The structure of Roy Thomson Hall is composed of a canopy, which sits on a concrete square base. The canopy begins from a circular concrete roof and revolves outward onto the base. The canopy is made from many individual triangular glass pieces that are fitted into glazing bars. This revolving curtain wall is welded and bolted to diagonal steel members (“Award of Excellence” 18). The base is a concrete roof slab that overhangs concrete external walls and thick concrete recessed columns. The façade of the walls are surrounded by double glass doors and a series of square and rectangular glass windows (usually spaced with mullions). Inside, the lobbies and thick concrete piers encircle the centralized auditorium. Thick concrete slabs cantilevering above create the upper lobby floors that allow you to reach the upper levels of the auditorium. Entering the auditorium is breathtaking. The auditorium is covered in a beige colour scheme and wood flooring that emanates an intimate, yet spacious atmosphere. The seating that wraps around the stage is placed onto three levels: the ground floor, mezzanine and balcony level.

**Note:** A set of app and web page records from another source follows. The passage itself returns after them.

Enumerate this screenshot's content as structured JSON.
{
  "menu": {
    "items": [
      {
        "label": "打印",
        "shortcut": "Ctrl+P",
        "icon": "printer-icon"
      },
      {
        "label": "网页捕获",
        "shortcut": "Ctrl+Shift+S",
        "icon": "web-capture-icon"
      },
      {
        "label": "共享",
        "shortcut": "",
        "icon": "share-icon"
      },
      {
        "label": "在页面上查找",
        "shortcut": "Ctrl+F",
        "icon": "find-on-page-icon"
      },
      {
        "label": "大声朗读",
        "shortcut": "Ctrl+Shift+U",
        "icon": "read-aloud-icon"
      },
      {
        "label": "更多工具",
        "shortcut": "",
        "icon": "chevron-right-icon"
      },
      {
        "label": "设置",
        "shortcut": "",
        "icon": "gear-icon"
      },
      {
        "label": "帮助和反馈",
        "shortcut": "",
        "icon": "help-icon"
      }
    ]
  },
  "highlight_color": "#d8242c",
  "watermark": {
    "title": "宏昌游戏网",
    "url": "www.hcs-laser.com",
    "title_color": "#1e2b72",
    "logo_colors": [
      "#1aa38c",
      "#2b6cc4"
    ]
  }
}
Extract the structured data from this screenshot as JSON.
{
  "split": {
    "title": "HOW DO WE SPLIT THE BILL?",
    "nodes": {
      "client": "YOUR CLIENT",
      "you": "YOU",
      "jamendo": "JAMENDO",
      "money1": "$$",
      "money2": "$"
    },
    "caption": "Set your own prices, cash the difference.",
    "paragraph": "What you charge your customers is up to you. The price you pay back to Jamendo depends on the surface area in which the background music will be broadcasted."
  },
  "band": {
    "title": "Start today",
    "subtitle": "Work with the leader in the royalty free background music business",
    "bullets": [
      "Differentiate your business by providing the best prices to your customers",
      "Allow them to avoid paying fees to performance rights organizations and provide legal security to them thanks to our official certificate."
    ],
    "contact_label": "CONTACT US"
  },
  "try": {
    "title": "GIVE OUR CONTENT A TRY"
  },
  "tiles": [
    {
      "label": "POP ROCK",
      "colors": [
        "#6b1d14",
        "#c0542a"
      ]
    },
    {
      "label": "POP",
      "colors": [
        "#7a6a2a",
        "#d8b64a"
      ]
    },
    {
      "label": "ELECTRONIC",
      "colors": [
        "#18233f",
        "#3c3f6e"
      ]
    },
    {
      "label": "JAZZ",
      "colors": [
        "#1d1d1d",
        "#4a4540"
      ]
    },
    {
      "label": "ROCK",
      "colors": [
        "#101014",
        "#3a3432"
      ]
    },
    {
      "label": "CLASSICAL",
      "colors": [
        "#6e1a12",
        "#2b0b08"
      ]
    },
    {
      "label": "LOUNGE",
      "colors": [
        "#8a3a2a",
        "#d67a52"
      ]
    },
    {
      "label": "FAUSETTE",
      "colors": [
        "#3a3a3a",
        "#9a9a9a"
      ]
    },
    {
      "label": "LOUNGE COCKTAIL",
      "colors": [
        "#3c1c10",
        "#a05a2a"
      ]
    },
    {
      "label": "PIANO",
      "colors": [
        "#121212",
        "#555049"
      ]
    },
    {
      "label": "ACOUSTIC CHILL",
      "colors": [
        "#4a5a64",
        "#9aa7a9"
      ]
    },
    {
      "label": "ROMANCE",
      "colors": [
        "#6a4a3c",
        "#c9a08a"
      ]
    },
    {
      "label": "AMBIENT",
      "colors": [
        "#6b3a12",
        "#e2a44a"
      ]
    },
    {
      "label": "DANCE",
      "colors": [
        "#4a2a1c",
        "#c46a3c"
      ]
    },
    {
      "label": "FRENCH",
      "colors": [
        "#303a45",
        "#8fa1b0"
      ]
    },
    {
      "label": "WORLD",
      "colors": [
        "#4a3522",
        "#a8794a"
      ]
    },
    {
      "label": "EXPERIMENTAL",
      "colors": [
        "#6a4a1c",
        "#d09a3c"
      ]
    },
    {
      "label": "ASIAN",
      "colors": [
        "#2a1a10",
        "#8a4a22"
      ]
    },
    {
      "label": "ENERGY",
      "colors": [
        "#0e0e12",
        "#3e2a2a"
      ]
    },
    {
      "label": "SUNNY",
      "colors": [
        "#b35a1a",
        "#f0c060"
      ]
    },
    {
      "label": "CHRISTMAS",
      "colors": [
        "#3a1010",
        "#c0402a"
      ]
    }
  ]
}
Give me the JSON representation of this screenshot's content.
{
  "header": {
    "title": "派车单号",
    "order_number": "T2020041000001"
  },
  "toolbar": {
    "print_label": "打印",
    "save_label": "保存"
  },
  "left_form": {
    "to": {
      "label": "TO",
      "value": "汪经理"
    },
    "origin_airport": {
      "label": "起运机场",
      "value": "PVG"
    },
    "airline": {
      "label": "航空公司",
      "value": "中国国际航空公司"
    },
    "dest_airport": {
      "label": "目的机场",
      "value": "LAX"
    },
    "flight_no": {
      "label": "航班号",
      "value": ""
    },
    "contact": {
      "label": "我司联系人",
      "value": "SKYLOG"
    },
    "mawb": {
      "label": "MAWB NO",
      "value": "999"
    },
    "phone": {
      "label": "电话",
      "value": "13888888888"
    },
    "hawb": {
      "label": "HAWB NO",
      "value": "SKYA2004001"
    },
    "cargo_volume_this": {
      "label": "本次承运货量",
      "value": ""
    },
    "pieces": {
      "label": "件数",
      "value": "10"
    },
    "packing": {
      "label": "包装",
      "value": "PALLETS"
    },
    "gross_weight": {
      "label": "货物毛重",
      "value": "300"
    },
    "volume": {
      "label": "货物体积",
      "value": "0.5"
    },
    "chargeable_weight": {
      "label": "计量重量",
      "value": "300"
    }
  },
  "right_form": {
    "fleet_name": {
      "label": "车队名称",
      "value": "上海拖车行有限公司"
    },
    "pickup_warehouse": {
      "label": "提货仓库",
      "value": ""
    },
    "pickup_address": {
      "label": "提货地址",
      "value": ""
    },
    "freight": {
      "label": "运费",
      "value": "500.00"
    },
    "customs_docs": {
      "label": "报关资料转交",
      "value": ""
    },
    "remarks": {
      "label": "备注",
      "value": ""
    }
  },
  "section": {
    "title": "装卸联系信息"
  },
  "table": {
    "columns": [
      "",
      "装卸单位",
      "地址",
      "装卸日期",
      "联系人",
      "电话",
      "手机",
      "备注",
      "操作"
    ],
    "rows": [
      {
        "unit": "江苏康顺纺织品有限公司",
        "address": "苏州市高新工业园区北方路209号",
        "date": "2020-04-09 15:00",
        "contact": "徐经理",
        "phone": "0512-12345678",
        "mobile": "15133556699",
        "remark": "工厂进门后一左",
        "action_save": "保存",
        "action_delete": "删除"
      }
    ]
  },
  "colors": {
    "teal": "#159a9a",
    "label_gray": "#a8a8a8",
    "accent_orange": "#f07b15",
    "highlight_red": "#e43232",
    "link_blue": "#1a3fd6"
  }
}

In March 2002, the auditorium underwent an interior acoustic renovation. Two new acoustic canopies and 23 massive wooden bulkheads were installed, reducing the volume of the hall for better acoustics. The original gray carpeting was ripped out and maple wood flooring was installed to bring warmth to the atmosphere and to enhance the acoustics (Everett-Green “Wood to warm up to Thomson Hall”). Cutts, current president of The Corporation of Massey Hall and Roy Thomson Hall, believes that the renovation cements Roy Thomson Hall’s status as a continuing musical establishment in the cultural community (Cutts 8).
“Award of Excellence.” Canadian Architect 22.12 (1977): 18-22. Print.
Cutts, S. Charles. “Toronto’s Roy Thomson Hall: A Metamorphosis.” International Journal of Arts Management 6.1 (2003): 4-8. Print.
Everett-Green. Robert. “Wood to warm up Thomson Hall.” The Globe and Mail A.24 17 Nov. 2000. Retrieved October 16, 2010, from Canadian Newsstand Core. (Document ID: 1051578781).
Wardrop, Patricia. “Roy Thomson Hall.” The Canadian Encyclopedia. Historica Foundation, 2009. Web. 16 Oct. 2010. <http://www.thecanadianencyclopedia.com>.